While the question of whether beer sales, in general, are harmful or immoral is one exclusively for the General Assembly, “[t]he courts do have authority to determine, from evidence in the record, if a particular permit would interfere with public health, safety and morals.” Ewin v. Richardson, 399 S.W.2d 318, 320 (Tenn. 1966). Upon review of the record, we simply cannot find that the evidence supports the trial court’s decision. In view of the fact that Lamar Express is in a locality where other outlets sell beer, we are unable to see how the issuance of this particular beer permit would interfere with the public health, safety and morals. Moreover, our research has yielded numerous cases in this state with facts substantially similar to the case at bar. However, we have found no case with similar facts where our appellate courts have affirmed the denial of a beer permit because of its potential interference with public health, safety and morals. See, e.g., Harvey v. Rhea County Beer Board, 563 S.W.2d 790 (Tenn. 1978); City of Memphis Alcohol Commission v. Randall Memorial Free Will Baptist Church, Inc., 550 S.W.2d 657
(Tenn. 1977); Coffman, 548 S.W.2d at 310; Lones v. Blount County Beer Board, 538 S.W.2d 386 (Tenn. 1976); Ewin, 399 S.W.2d at 320; Green v. City of Memphis, No. 17, 1990 Tenn. App. LEXIS 360, at *2 (Tenn.Ct.App. May 22, 1990). We do not believe that the evidence in this case is sufficient to break from the great weight of authority in this state on this issue.

III.
Accordingly, we reverse the judgment of the trial court. In view of our opinion in this case, Appellant’s second issue is pretermitted. Costs of this appeal are taxed to the Appellee, Memphis Alcohol Commission, for which execution may issue if necessary.
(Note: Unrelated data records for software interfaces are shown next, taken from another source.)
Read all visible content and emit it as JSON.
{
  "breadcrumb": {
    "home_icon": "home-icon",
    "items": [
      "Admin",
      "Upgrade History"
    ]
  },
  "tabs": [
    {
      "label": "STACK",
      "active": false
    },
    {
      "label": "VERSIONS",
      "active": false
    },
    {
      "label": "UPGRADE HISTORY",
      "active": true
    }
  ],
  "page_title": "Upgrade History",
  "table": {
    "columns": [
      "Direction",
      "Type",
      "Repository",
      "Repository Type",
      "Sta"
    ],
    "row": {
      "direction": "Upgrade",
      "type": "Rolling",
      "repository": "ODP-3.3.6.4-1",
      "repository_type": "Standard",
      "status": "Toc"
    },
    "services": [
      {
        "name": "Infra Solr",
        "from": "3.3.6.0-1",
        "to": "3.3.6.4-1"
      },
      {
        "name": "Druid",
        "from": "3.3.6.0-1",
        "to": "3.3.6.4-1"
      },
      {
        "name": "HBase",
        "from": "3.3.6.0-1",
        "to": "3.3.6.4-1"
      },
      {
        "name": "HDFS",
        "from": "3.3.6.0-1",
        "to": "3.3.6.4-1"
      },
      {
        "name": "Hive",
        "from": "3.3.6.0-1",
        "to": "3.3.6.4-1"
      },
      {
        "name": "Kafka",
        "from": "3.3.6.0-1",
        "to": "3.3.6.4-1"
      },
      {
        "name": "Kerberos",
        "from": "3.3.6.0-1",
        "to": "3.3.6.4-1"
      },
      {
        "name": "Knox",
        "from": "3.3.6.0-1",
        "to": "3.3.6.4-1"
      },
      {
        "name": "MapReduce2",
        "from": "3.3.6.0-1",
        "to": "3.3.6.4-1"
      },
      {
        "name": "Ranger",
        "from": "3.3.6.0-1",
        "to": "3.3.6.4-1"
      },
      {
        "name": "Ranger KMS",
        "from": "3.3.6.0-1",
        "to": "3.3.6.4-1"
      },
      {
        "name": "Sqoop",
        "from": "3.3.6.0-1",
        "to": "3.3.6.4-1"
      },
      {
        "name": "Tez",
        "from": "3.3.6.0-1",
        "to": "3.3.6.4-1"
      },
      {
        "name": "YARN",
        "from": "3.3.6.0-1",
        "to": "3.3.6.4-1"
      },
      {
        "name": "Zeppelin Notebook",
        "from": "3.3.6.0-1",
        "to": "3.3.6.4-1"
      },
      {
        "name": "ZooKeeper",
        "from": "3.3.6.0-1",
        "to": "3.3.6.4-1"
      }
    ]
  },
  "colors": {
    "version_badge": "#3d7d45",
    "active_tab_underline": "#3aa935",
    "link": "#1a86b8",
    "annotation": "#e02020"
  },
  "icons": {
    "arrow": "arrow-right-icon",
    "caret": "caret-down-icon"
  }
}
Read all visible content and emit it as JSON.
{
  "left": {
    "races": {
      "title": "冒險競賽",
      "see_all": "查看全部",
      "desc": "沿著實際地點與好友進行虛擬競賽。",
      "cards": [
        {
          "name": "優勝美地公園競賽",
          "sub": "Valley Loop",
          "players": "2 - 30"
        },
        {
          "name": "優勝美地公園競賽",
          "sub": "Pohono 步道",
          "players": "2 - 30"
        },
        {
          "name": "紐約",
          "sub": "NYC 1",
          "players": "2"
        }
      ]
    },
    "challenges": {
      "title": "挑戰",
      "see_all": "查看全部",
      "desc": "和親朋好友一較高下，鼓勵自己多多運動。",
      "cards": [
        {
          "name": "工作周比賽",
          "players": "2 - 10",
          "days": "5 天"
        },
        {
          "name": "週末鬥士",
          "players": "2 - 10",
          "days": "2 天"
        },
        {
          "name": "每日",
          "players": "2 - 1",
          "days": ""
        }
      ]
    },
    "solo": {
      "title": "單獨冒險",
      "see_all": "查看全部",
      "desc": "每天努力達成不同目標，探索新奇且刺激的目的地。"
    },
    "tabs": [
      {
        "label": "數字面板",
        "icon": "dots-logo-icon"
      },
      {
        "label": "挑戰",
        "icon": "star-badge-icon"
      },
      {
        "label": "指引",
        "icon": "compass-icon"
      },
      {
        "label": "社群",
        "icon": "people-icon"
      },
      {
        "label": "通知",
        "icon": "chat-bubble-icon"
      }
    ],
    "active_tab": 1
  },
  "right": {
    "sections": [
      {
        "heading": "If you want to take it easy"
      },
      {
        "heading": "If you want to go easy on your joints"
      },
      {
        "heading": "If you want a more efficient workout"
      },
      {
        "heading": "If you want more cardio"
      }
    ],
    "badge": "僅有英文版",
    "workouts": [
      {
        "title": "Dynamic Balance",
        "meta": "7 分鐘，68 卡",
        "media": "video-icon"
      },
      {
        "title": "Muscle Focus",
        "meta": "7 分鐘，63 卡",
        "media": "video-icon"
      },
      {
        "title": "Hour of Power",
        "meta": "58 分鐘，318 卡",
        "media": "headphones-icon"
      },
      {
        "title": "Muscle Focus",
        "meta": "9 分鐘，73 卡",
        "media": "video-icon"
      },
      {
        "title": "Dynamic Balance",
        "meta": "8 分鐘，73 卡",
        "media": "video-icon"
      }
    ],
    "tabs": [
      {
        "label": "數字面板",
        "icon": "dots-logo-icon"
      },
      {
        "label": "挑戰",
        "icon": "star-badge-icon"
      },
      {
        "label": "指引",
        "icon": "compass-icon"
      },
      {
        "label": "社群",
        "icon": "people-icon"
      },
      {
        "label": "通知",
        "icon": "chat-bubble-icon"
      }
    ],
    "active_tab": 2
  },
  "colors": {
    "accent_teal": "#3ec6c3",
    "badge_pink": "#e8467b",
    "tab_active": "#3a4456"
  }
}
[1] Mr. Koshshi acquired Lamar Express by assuming a lease from the original lessee of the premises, one Mr. Algehazi. Apparently, Mr. Algehazi withdrew an application for a beer permit because he had operated using a prior owner’s permit and had sold beer while his application was pending before the Beer Board. Prior to Mr. Algehazi taking over the convenience store, another person maintained an active beer permit in the subject location for several years.